>>>>
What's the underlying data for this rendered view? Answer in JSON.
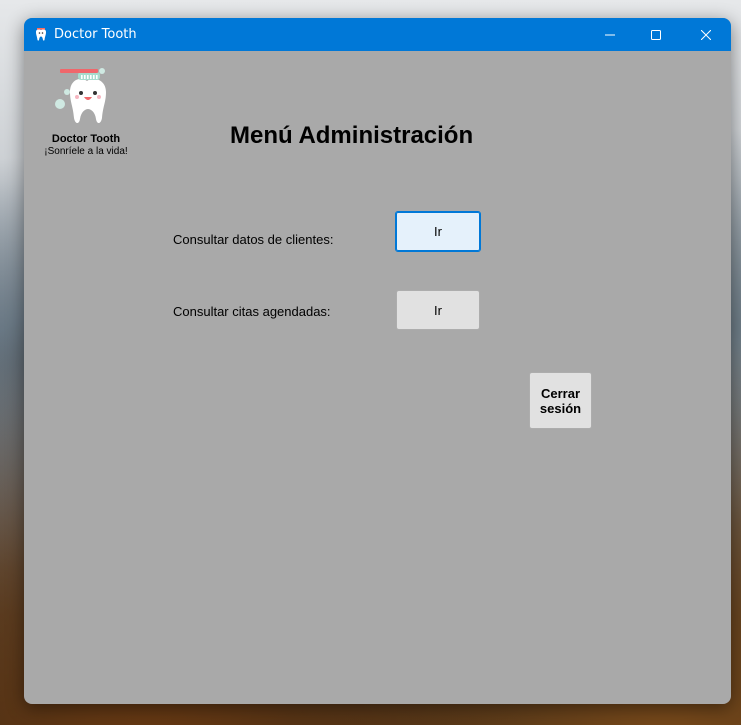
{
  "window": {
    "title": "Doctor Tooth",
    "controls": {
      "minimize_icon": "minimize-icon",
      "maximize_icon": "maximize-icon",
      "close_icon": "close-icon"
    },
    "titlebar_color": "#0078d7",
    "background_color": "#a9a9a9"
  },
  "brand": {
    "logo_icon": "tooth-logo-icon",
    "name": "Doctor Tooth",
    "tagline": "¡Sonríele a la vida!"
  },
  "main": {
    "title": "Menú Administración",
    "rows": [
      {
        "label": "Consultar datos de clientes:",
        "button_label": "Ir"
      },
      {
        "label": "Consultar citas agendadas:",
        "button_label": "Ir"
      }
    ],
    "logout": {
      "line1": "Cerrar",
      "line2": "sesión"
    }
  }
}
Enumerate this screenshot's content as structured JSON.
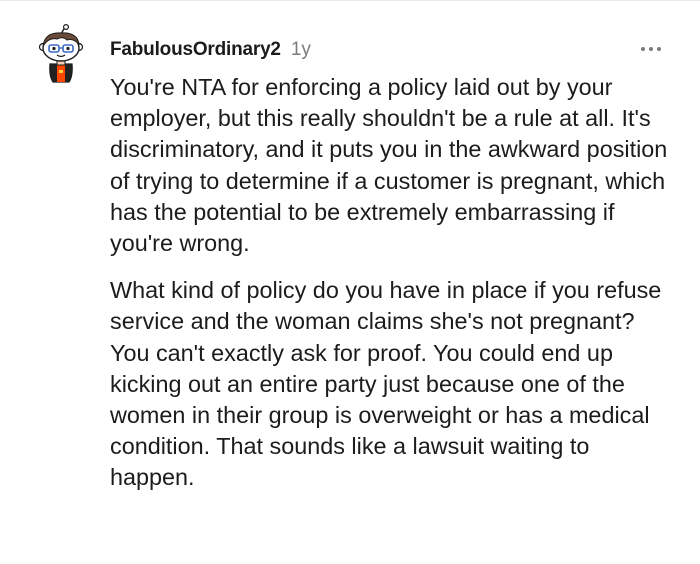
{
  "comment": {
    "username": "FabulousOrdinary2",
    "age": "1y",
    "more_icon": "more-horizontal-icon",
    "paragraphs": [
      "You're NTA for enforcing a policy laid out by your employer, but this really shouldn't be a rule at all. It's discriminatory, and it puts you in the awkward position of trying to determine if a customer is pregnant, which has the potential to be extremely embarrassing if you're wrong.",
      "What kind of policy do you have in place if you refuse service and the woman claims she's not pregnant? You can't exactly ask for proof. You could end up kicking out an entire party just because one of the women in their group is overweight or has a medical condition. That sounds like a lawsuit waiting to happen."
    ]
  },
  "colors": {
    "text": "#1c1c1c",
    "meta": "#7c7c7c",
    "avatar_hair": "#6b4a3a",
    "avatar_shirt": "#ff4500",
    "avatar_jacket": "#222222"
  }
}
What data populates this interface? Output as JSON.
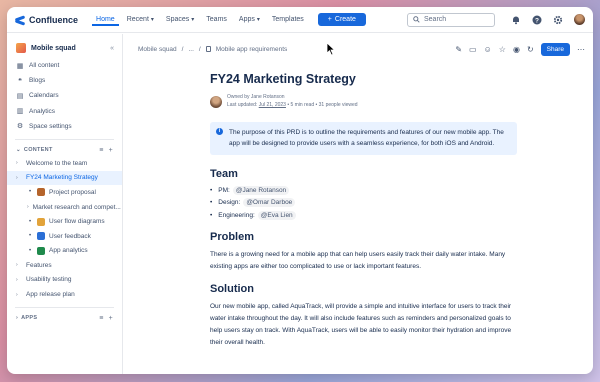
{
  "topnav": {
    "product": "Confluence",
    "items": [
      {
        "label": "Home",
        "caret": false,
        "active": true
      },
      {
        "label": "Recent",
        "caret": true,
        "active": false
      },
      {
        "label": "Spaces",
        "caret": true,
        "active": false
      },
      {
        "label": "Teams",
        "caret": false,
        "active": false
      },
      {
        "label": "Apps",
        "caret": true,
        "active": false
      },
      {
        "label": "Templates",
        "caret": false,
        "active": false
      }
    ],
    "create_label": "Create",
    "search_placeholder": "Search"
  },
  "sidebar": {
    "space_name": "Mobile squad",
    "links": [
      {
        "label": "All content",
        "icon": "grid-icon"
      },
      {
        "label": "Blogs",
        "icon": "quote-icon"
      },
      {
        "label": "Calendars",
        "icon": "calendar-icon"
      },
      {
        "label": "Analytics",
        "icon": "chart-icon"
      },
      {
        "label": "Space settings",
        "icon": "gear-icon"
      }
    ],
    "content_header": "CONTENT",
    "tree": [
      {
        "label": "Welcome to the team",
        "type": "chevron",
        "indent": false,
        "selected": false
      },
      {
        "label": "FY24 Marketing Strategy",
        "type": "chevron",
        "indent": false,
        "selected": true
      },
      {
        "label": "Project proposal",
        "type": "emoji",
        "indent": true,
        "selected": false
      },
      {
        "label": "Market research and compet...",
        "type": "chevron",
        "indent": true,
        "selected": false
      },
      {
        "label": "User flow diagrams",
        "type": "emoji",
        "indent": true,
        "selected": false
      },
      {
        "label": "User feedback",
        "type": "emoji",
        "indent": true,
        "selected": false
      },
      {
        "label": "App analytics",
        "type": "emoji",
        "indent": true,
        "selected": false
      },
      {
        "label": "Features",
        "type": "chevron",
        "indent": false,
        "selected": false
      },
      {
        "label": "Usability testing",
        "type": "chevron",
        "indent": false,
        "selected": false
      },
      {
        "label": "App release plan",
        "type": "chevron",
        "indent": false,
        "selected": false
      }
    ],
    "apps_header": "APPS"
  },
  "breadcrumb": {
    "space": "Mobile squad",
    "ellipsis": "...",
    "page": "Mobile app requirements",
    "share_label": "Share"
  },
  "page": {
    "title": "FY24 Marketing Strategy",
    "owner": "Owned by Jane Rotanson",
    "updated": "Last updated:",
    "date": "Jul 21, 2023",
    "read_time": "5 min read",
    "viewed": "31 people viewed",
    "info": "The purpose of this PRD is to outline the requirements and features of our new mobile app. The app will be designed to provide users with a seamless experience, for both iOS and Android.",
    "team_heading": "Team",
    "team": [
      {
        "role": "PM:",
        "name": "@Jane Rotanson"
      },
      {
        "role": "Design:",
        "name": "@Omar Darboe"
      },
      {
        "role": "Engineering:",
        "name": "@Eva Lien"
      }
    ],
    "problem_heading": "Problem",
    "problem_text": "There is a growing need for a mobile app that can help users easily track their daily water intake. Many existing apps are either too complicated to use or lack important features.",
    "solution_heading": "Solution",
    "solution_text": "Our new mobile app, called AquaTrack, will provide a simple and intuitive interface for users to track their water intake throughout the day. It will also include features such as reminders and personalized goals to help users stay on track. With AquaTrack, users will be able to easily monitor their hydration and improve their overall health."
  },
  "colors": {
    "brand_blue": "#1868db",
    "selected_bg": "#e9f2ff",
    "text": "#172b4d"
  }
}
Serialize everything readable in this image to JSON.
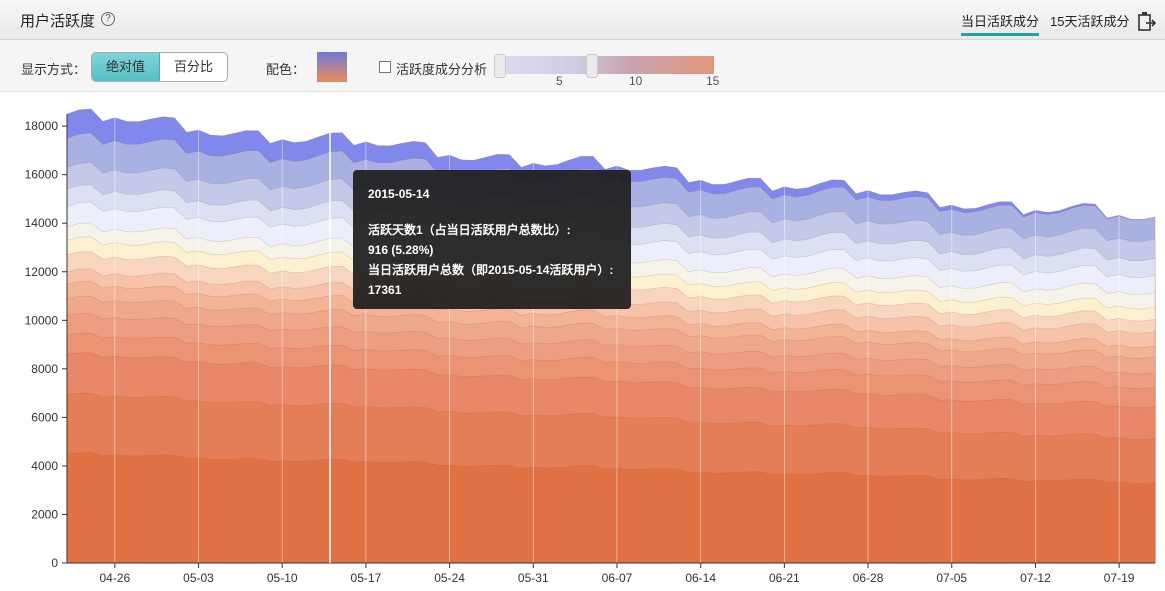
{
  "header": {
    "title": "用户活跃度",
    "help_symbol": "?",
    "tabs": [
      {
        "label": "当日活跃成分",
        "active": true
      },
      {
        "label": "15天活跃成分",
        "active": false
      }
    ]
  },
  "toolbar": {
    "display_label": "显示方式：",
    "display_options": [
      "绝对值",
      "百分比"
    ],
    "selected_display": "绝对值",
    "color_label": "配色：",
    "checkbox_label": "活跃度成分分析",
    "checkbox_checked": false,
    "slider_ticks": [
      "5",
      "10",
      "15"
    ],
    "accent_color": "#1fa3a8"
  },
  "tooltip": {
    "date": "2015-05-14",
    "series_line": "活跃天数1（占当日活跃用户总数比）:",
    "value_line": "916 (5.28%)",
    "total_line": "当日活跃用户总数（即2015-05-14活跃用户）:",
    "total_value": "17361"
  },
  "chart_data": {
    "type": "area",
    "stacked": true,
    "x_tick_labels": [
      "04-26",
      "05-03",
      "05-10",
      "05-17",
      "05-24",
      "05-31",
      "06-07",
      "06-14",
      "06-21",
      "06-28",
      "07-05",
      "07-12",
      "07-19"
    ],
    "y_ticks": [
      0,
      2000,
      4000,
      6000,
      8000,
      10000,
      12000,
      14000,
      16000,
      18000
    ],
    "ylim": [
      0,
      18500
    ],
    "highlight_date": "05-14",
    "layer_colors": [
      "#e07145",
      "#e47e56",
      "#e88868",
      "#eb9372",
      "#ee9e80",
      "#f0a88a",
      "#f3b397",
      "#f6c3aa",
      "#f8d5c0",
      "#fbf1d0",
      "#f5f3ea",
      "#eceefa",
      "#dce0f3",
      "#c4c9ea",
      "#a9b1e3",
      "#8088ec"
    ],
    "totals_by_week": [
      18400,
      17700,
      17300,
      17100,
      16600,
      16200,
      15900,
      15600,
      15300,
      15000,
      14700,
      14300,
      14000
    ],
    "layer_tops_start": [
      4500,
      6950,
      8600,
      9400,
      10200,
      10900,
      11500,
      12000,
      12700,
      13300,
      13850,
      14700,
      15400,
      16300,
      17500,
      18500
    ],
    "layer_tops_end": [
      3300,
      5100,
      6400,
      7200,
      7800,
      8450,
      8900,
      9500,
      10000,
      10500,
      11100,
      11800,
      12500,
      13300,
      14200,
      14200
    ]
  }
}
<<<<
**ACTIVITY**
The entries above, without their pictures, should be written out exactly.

**SOLUTION FOR THIS TASK**
What's the underlying data for this rendered view? Answer in JSON.
{
  "window": {
    "title": "Doctor Tooth",
    "controls": {
      "minimize_icon": "minimize-icon",
      "maximize_icon": "maximize-icon",
      "close_icon": "close-icon"
    },
    "titlebar_color": "#0078d7",
    "background_color": "#a9a9a9"
  },
  "brand": {
    "logo_icon": "tooth-logo-icon",
    "name": "Doctor Tooth",
    "tagline": "¡Sonríele a la vida!"
  },
  "main": {
    "title": "Menú Administración",
    "rows": [
      {
        "label": "Consultar datos de clientes:",
        "button_label": "Ir"
      },
      {
        "label": "Consultar citas agendadas:",
        "button_label": "Ir"
      }
    ],
    "logout": {
      "line1": "Cerrar",
      "line2": "sesión"
    }
  }
}
Enumerate this screenshot's content as structured JSON.
{
  "comment": {
    "username": "FabulousOrdinary2",
    "age": "1y",
    "more_icon": "more-horizontal-icon",
    "paragraphs": [
      "You're NTA for enforcing a policy laid out by your employer, but this really shouldn't be a rule at all. It's discriminatory, and it puts you in the awkward position of trying to determine if a customer is pregnant, which has the potential to be extremely embarrassing if you're wrong.",
      "What kind of policy do you have in place if you refuse service and the woman claims she's not pregnant? You can't exactly ask for proof. You could end up kicking out an entire party just because one of the women in their group is overweight or has a medical condition. That sounds like a lawsuit waiting to happen."
    ]
  },
  "colors": {
    "text": "#1c1c1c",
    "meta": "#7c7c7c",
    "avatar_hair": "#6b4a3a",
    "avatar_shirt": "#ff4500",
    "avatar_jacket": "#222222"
  }
}
What data populates this interface? Output as JSON.
{
  "topnav": {
    "product": "Confluence",
    "items": [
      {
        "label": "Home",
        "caret": false,
        "active": true
      },
      {
        "label": "Recent",
        "caret": true,
        "active": false
      },
      {
        "label": "Spaces",
        "caret": true,
        "active": false
      },
      {
        "label": "Teams",
        "caret": false,
        "active": false
      },
      {
        "label": "Apps",
        "caret": true,
        "active": false
      },
      {
        "label": "Templates",
        "caret": false,
        "active": false
      }
    ],
    "create_label": "Create",
    "search_placeholder": "Search"
  },
  "sidebar": {
    "space_name": "Mobile squad",
    "links": [
      {
        "label": "All content",
        "icon": "grid-icon"
      },
      {
        "label": "Blogs",
        "icon": "quote-icon"
      },
      {
        "label": "Calendars",
        "icon": "calendar-icon"
      },
      {
        "label": "Analytics",
        "icon": "chart-icon"
      },
      {
        "label": "Space settings",
        "icon": "gear-icon"
      }
    ],
    "content_header": "CONTENT",
    "tree": [
      {
        "label": "Welcome to the team",
        "type": "chevron",
        "indent": false,
        "selected": false
      },
      {
        "label": "FY24 Marketing Strategy",
        "type": "chevron",
        "indent": false,
        "selected": true
      },
      {
        "label": "Project proposal",
        "type": "emoji",
        "indent": true,
        "selected": false
      },
      {
        "label": "Market research and compet...",
        "type": "chevron",
        "indent": true,
        "selected": false
      },
      {
        "label": "User flow diagrams",
        "type": "emoji",
        "indent": true,
        "selected": false
      },
      {
        "label": "User feedback",
        "type": "emoji",
        "indent": true,
        "selected": false
      },
      {
        "label": "App analytics",
        "type": "emoji",
        "indent": true,
        "selected": false
      },
      {
        "label": "Features",
        "type": "chevron",
        "indent": false,
        "selected": false
      },
      {
        "label": "Usability testing",
        "type": "chevron",
        "indent": false,
        "selected": false
      },
      {
        "label": "App release plan",
        "type": "chevron",
        "indent": false,
        "selected": false
      }
    ],
    "apps_header": "APPS"
  },
  "breadcrumb": {
    "space": "Mobile squad",
    "ellipsis": "...",
    "page": "Mobile app requirements",
    "share_label": "Share"
  },
  "page": {
    "title": "FY24 Marketing Strategy",
    "owner": "Owned by Jane Rotanson",
    "updated": "Last updated:",
    "date": "Jul 21, 2023",
    "read_time": "5 min read",
    "viewed": "31 people viewed",
    "info": "The purpose of this PRD is to outline the requirements and features of our new mobile app. The app will be designed to provide users with a seamless experience, for both iOS and Android.",
    "team_heading": "Team",
    "team": [
      {
        "role": "PM:",
        "name": "@Jane Rotanson"
      },
      {
        "role": "Design:",
        "name": "@Omar Darboe"
      },
      {
        "role": "Engineering:",
        "name": "@Eva Lien"
      }
    ],
    "problem_heading": "Problem",
    "problem_text": "There is a growing need for a mobile app that can help users easily track their daily water intake. Many existing apps are either too complicated to use or lack important features.",
    "solution_heading": "Solution",
    "solution_text": "Our new mobile app, called AquaTrack, will provide a simple and intuitive interface for users to track their water intake throughout the day. It will also include features such as reminders and personalized goals to help users stay on track. With AquaTrack, users will be able to easily monitor their hydration and improve their overall health."
  },
  "colors": {
    "brand_blue": "#1868db",
    "selected_bg": "#e9f2ff",
    "text": "#172b4d"
  }
}
Serialize everything readable in this image to JSON.
{
  "header": {
    "title": "用户活跃度",
    "help_symbol": "?",
    "tabs": [
      {
        "label": "当日活跃成分",
        "active": true
      },
      {
        "label": "15天活跃成分",
        "active": false
      }
    ]
  },
  "toolbar": {
    "display_label": "显示方式：",
    "display_options": [
      "绝对值",
      "百分比"
    ],
    "selected_display": "绝对值",
    "color_label": "配色：",
    "checkbox_label": "活跃度成分分析",
    "checkbox_checked": false,
    "slider_ticks": [
      "5",
      "10",
      "15"
    ],
    "accent_color": "#1fa3a8"
  },
  "tooltip": {
    "date": "2015-05-14",
    "series_line": "活跃天数1（占当日活跃用户总数比）:",
    "value_line": "916 (5.28%)",
    "total_line": "当日活跃用户总数（即2015-05-14活跃用户）:",
    "total_value": "17361"
  },
  "chart_data": {
    "type": "area",
    "stacked": true,
    "x_tick_labels": [
      "04-26",
      "05-03",
      "05-10",
      "05-17",
      "05-24",
      "05-31",
      "06-07",
      "06-14",
      "06-21",
      "06-28",
      "07-05",
      "07-12",
      "07-19"
    ],
    "y_ticks": [
      0,
      2000,
      4000,
      6000,
      8000,
      10000,
      12000,
      14000,
      16000,
      18000
    ],
    "ylim": [
      0,
      18500
    ],
    "highlight_date": "05-14",
    "layer_colors": [
      "#e07145",
      "#e47e56",
      "#e88868",
      "#eb9372",
      "#ee9e80",
      "#f0a88a",
      "#f3b397",
      "#f6c3aa",
      "#f8d5c0",
      "#fbf1d0",
      "#f5f3ea",
      "#eceefa",
      "#dce0f3",
      "#c4c9ea",
      "#a9b1e3",
      "#8088ec"
    ],
    "totals_by_week": [
      18400,
      17700,
      17300,
      17100,
      16600,
      16200,
      15900,
      15600,
      15300,
      15000,
      14700,
      14300,
      14000
    ],
    "layer_tops_start": [
      4500,
      6950,
      8600,
      9400,
      10200,
      10900,
      11500,
      12000,
      12700,
      13300,
      13850,
      14700,
      15400,
      16300,
      17500,
      18500
    ],
    "layer_tops_end": [
      3300,
      5100,
      6400,
      7200,
      7800,
      8450,
      8900,
      9500,
      10000,
      10500,
      11100,
      11800,
      12500,
      13300,
      14200,
      14200
    ]
  }
}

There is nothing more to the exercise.